Computerized tomographic findings for brain tumors are:
- Meningiomas are usually broad-based, peripherally located masses that were enhanced homogeneously with contrast material.
- Among the brain parenchymal tumors, astrocytomas are not distinguished easily from oligodendrogliomas because both tumors have similar tomographic features of ring-like and nonuniform enhancement, and poorly defined tumor margins.
- Choroid plexus tumors are seen as well-defined, hyperdense masses that have marked uniform contrast enhancement.
- Pituitary tumors are distinguished readily by their location, minimal peritumoral edema, uniform contrast enhancement and well-defined margins.
- In addition to defining primary brain tumors, computerized tomography may be helpful in identifying nasal tumors that have extended into the rostral cerebrum. These dogs may have no clinical signs of nasal disease. magnetic resonance imaging is optimal for demonstrating the amount of nasal or cerebral involvement and shows detailed anatomic features of these brain tumors.
Secondary tumor effects
Control of secondary tumor effects, such as increased intracranial pressure or cerebral edema, and tumor eradication (or reduction) are the primary therapy for an intracranial tumor. Palliative therapy for dogs with brain tumors consists of the administration of glucocorticoids for reducing edema, and in some cases, for retarding tumor growth.
Some animals with brain tumors demonstrate dramatic improvement in clinical signs for weeks or months with sustained glucocorticoid therapy.
Should seizure therapy be needed, phenobarbital is the drug best suited for control of generalized seizures. Eradication or reduction of a brain tumor is the primary consideration for the long-term survival of a dog with a brain tumor. Therapy for a brain tumor may include surgery, irradiation, chemotherapy, and immunotherapy (biologic response modification).
Palliative therapy for brain tumors is administration of glucocorticoids. Glucocorticoids readily penetrate the blood-brain barrier and have some direct antitumor activity. Dexamethasone is preferred in acute and severe cases, whereas prednisone or prednisolone may be used for maintenance.
Brain tumors of any histopathologic type or location always carry a poor prognosis.
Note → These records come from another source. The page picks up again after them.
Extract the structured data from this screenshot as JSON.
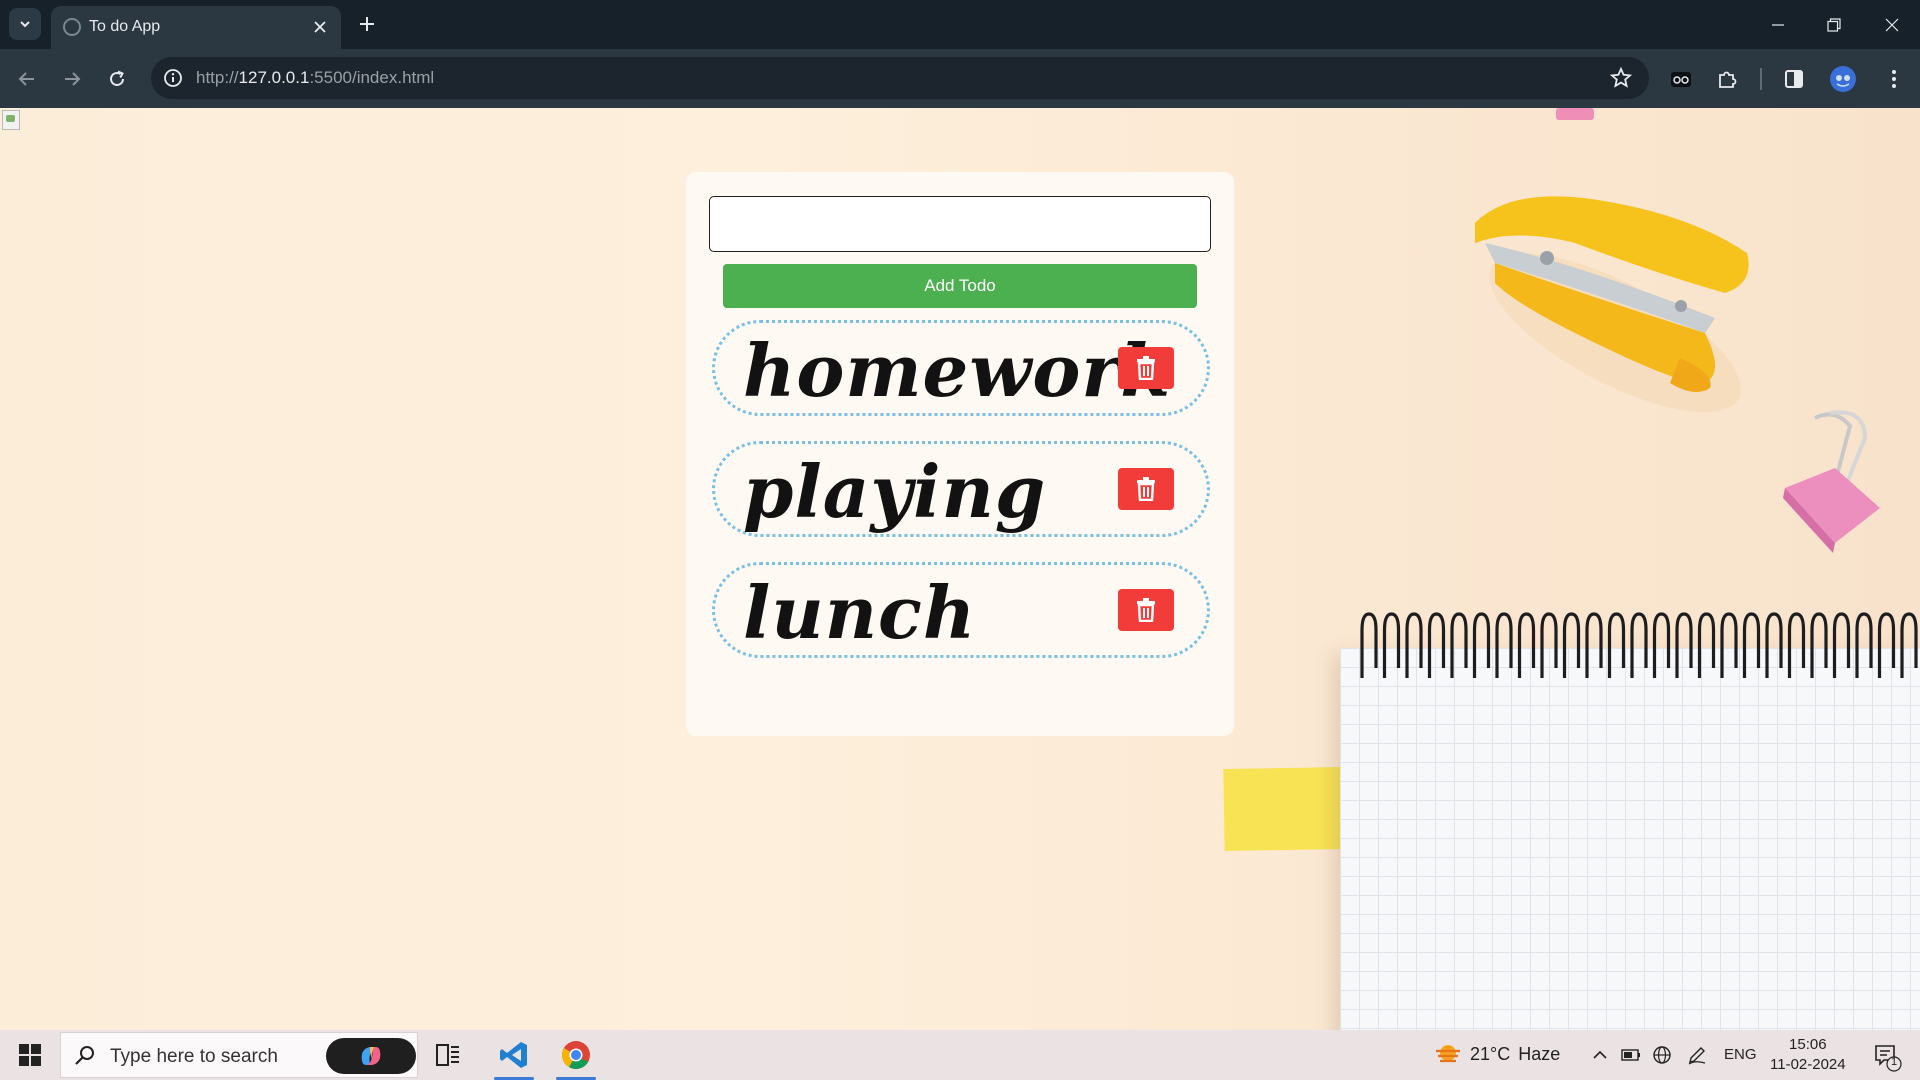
{
  "browser": {
    "tab_title": "To do App",
    "url_prefix": "http://",
    "url_host": "127.0.0.1",
    "url_rest": ":5500/index.html"
  },
  "app": {
    "input_value": "",
    "add_button_label": "Add Todo",
    "todos": [
      {
        "text": "homework"
      },
      {
        "text": "playing"
      },
      {
        "text": "lunch"
      }
    ],
    "colors": {
      "add_button": "#4caf50",
      "delete_button": "#f13c3a",
      "item_border": "#79bfe3",
      "card_background": "#fef9f3"
    }
  },
  "taskbar": {
    "search_placeholder": "Type here to search",
    "weather": {
      "temperature": "21°C",
      "condition": "Haze"
    },
    "language": "ENG",
    "time": "15:06",
    "date": "11-02-2024",
    "notification_count": "1"
  }
}
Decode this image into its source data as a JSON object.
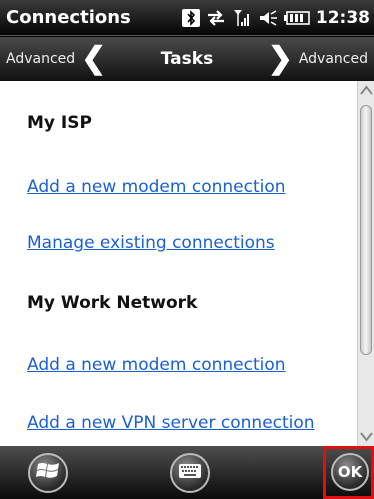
{
  "titlebar": {
    "title": "Connections",
    "clock": "12:38",
    "icons": [
      "bluetooth-icon",
      "sync-arrows-icon",
      "signal-strength-icon",
      "speaker-icon",
      "battery-icon"
    ]
  },
  "navbar": {
    "left_label": "Advanced",
    "center_title": "Tasks",
    "right_label": "Advanced"
  },
  "content": {
    "sections": [
      {
        "heading": "My ISP",
        "links": [
          "Add a new modem connection",
          "Manage existing connections"
        ]
      },
      {
        "heading": "My Work Network",
        "links": [
          "Add a new modem connection",
          "Add a new VPN server connection"
        ]
      }
    ]
  },
  "bottombar": {
    "ok_label": "OK",
    "icons": [
      "windows-start-icon",
      "keyboard-icon"
    ]
  },
  "colors": {
    "link": "#1a5fd6",
    "highlight_border": "#e01010"
  }
}
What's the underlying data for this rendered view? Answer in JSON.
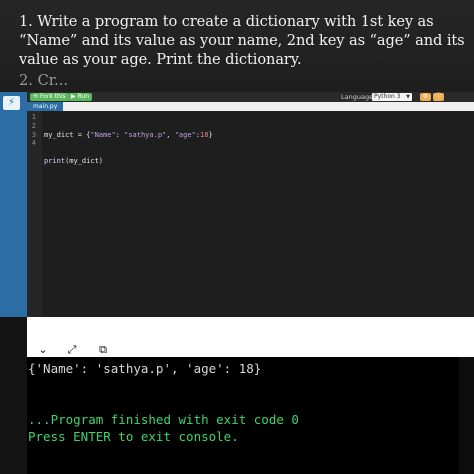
{
  "question": {
    "text": "1. Write a program to create a dictionary with 1st key as “Name” and its value as your name, 2nd key as “age” and its value as your age. Print the dictionary.",
    "cut_off_next": "2. Cr... "
  },
  "rail": {
    "run_icon": "lightning-icon"
  },
  "toolbar": {
    "fork_label": "Fork this",
    "run_label": "Run",
    "language_label": "Language",
    "language_value": "Python 3",
    "icon_a": "gear-icon",
    "icon_b": "info-icon",
    "accent": "#5cb85c"
  },
  "file_tab": "main.py",
  "editor": {
    "line_numbers": [
      "1",
      "2",
      "3",
      "4"
    ],
    "line1": {
      "name": "my_dict",
      "eq": " = {",
      "k1": "\"Name\"",
      "c1": ": ",
      "v1": "\"sathya.p\"",
      "c2": ", ",
      "k2": "\"age\"",
      "c3": ":",
      "v2": "18",
      "end": "}"
    },
    "line2": {
      "fn": "print",
      "arg": "(my_dict)"
    }
  },
  "output_header": {
    "collapse_icon": "chevron-down-icon",
    "expand_icon": "expand-arrows-icon",
    "copy_icon": "copy-icon"
  },
  "console": {
    "result": "{'Name': 'sathya.p', 'age': 18}",
    "finish": "...Program finished with exit code 0",
    "prompt": "Press ENTER to exit console."
  }
}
Most dogs with brain tumors eventually die or are euthanized as a direct result of their tumor.